@thinkbroadband Thank you for your concern. NETGEAR values your input and takes the security of our customers and their data very seriously. We regularly monitor our products for security issues and we provide detailed information at www.netgear.com/about/security . In addition, if you have any security concerns, you can reach us at firstname.lastname@example.org
NETGEAR in particular are a major vendor who build many of the routers we use today (either branded NETGEAR or rebadged by others such as Virgin Media), causing particular concern with the apparent lack of engagement with security researchers/coordinators (despite their security policy) who identify flaws with their product. As the gatekeeper of your Wi-Fi and broadband connection, we would have expected NETGEAR to adopt a far more positive approach to security, even if it's within another product line.
NETGEAR have since addressed the specific issue raised here in a knowledge base article which includes a link to fix the issue.

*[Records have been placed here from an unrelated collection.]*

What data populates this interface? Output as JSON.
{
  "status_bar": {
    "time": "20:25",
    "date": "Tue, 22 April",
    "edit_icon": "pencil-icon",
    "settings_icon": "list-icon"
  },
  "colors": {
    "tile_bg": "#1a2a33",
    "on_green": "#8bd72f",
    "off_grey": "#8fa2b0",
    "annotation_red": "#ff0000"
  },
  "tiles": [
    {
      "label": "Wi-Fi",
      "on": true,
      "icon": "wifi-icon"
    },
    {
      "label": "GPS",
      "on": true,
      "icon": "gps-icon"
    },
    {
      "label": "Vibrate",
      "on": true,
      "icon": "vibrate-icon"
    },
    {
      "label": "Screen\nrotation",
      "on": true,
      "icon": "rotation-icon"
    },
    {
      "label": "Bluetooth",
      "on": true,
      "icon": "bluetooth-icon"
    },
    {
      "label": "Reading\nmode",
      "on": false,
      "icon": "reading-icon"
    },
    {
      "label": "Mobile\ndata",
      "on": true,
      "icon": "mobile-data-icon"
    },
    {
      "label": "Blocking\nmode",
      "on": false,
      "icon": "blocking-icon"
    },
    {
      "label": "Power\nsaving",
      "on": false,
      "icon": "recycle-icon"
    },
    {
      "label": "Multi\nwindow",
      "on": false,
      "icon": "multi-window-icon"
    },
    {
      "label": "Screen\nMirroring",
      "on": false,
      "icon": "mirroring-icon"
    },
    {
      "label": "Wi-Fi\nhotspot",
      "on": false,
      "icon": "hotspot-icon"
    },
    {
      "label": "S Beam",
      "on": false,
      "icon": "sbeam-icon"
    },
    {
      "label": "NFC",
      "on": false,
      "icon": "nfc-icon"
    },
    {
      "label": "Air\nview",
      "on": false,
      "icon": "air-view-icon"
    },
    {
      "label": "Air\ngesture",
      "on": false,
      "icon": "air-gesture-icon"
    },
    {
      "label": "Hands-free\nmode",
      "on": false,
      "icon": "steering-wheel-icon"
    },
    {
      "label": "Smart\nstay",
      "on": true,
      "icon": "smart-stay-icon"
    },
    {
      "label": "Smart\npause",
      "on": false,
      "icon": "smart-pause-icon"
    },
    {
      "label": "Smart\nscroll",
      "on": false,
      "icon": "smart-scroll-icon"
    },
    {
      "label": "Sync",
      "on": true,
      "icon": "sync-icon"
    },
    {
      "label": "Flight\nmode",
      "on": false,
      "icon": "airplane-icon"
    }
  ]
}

Sky Fibre Pro was never a big seller, but for those who wanted a static IP address it used to provide an option in the pro-sumer arena, the price drop today of £5/m and a renaming to Sky Fibre Max means that anyone now joining the up to 76 Mbps service will not have the static IP option. Existing Sky Fibre Pro customers are unaffected.
The service is still only available for ordering over the telephone and when you combine the £25/m with the voice line rental it is £42.40 per month on a 12 month contract, which is going to keep the sales volumes low and also means visibility will probably be near zero on many comparison sites but we suspect Sky is keeping this policy so it can handle speed expectations, i.e.. if you are an existing Sky Fibre customer getting lower than 38 Mbps from the existing service there is no point in upgrading, since the up to 38 Mbps and up to 76 Mbps are based on the same identical technology.
With the £0 line rental offers from Vodafone its up to 76 Mbps service is just £28/month on an 18 month contract. We have scoured the Vodafone website and 130 pricing document and cannot find any indications that line rental or broadband price will increase after the minimum contract period, and given the relative size in terms of fixed line customers a low price land grab is to be expected if they are to rise to compete with providers such as EE and Plusnet.